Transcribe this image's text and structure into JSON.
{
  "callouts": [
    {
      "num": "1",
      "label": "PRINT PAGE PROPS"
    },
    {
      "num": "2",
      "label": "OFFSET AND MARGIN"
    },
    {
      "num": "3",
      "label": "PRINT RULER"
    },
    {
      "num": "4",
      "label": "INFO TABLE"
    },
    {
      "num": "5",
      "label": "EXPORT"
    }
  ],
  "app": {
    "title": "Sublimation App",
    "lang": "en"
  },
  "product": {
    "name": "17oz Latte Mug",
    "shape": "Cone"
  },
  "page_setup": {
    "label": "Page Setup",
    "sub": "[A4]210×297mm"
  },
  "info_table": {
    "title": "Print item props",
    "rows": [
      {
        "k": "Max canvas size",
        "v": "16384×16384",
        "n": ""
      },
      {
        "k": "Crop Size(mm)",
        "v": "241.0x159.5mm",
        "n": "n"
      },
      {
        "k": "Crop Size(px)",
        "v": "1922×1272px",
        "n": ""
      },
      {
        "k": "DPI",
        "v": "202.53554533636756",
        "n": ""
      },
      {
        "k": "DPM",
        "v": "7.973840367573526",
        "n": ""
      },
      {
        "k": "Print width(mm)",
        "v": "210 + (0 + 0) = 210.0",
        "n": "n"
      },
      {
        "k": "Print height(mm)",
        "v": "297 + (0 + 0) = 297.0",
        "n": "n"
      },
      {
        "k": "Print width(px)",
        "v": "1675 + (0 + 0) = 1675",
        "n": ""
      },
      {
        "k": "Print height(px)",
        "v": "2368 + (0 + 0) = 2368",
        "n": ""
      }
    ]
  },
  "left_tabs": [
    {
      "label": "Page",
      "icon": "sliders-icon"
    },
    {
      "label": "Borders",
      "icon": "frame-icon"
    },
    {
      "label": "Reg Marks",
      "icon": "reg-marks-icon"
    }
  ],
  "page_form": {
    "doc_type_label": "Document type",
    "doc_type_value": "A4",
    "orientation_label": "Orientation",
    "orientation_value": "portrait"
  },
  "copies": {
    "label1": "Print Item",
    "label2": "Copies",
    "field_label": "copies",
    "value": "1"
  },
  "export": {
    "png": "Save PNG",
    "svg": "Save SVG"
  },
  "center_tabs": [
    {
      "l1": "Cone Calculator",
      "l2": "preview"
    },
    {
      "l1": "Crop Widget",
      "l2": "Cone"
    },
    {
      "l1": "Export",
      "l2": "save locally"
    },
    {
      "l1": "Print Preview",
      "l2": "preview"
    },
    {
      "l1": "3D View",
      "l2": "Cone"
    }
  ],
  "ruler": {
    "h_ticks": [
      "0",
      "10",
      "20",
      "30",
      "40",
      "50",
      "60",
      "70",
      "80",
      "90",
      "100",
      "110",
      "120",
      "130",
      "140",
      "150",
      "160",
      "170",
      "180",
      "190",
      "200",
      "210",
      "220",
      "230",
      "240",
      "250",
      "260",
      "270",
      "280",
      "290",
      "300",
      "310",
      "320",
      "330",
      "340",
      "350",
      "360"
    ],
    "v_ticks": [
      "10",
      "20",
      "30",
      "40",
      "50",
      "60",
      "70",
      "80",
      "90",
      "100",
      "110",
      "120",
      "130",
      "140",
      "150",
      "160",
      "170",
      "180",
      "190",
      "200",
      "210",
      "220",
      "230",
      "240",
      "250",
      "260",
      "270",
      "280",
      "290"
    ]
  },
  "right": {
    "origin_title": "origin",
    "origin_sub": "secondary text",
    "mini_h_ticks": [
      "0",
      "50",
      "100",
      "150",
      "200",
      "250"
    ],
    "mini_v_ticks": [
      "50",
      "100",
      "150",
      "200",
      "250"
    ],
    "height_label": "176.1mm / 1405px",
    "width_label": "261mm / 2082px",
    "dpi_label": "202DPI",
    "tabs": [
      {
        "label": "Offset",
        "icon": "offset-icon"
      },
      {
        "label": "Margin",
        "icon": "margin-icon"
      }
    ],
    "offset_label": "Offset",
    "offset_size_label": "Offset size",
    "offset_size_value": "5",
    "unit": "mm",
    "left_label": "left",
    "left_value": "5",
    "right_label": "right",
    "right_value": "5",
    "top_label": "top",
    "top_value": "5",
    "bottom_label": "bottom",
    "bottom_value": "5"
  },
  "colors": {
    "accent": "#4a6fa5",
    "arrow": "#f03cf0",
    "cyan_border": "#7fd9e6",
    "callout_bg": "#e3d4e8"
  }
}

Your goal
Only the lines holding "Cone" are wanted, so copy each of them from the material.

Exercise solution
    "shape": "Cone"
      "l1": "Cone Calculator",
      "l2": "Cone"
      "l2": "Cone"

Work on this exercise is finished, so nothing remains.